Real Money Poker in Nevada Approaching Brick Wall

When the US government opened the virtual flood gates that gave each state the right to decide whether online gambling should be permitted, and to what degree, the state of Nevada was the first to jump on the multi-billion dollar band wagon. As licensing and software development is well underway towards an impending future of real money poker online, the process of introducing internet gaming sites to Nevadans is quickly approaching a proverbial brick wall.

Two of Nevada’s largest slot development companies – Bally’s Technologies and International Gaming Technology (IGT) – have already applied for, and received, their interactive gaming licenses last month.
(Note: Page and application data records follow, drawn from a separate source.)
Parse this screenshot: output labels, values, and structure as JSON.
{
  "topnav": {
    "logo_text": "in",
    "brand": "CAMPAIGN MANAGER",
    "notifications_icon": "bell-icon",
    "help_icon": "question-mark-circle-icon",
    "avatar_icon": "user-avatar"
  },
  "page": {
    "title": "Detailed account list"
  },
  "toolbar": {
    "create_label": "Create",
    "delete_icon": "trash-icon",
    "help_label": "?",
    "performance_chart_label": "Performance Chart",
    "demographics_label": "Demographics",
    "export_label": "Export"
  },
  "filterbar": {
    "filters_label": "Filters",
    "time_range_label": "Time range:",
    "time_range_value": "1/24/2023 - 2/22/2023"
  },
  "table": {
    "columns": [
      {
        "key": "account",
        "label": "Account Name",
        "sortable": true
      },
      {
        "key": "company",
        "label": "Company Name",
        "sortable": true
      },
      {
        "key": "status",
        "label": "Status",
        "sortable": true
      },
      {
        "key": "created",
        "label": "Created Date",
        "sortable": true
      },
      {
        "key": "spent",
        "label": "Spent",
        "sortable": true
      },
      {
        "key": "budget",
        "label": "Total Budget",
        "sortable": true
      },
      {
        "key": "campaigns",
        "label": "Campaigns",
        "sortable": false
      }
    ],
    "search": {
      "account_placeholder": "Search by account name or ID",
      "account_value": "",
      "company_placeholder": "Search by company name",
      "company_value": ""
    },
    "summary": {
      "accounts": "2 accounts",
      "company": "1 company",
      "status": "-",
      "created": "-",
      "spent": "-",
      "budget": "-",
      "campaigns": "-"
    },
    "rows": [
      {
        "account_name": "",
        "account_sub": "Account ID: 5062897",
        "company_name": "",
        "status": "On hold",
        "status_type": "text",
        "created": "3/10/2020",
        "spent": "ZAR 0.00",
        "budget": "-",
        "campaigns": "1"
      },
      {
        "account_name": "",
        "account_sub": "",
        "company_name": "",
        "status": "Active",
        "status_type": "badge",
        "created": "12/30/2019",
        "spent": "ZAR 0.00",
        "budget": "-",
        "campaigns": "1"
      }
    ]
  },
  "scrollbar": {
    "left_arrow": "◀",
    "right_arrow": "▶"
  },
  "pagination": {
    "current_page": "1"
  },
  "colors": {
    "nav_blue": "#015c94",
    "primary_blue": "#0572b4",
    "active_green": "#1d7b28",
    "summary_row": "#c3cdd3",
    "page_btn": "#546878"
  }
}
With more than thirty more companies having already applied for interactive gaming licenses, state regulators have the capacity to approve as many as three more programming developer’s licenses with each passing month.

At this rate, by the time 2013 arrives, Nevada could launch as many as 20, legal, safe, secure, state regulated real money poker sites. So far so good, right? Maybe not.

There is one huge problem standing in the way of Nevada and its illustrious plans for bestowing internet-based real money poker games upon its adult residents. There simply aren’t enough of them!

Sure, Las Vegas is packed with local poker pros who hit the tangible felt on a very regular basis and would be more than happy to join the online poker community the moment it was presented, but what does the rest of the state have? More than anything, it has a whole lot of nothing; a vast expanse of dessert with a very sparse population.

Intrastate gaming laws would not allow for Nevada to supply its online poker games to residents of any other state. Without a large enough player base to support these real money poker ventures, the cost of development and licensing would take casino companies into the red in a heartbeat.

The only feasible resolution for The Silver State is to seek out partnerships in an interstate gaming environment. The obvious candidates would be California, New Jersey and New York, perhaps even Delaware.

It sounds simple enough. Let these states combine their population across each one’s state-regulated real money gaming sites. But it’s not that nearly as straight-forward as all that. Each state would have to allow the same type of internet gaming – poker, casino games, bingo, etc. Each state would have to pay their own portion of the licensing fees incurred by the operator. Each state would have to divvy up the appropriate amount of taxation according to what their own resident players deposit, win and withdrawal.

In the case of California, for example, why should they join Nevada and have their own population feeding money into another state, when they could set up their own online gambling sites and keep all of the revenue within their borders? California certainly has a large enough population to support a real money online poker community.

It all comes down to numbers. The number of people, the number of dollars, the number of states that may or may not be willing to work together and, in the end, the number of days we must wait before an encompassing resolution is reached.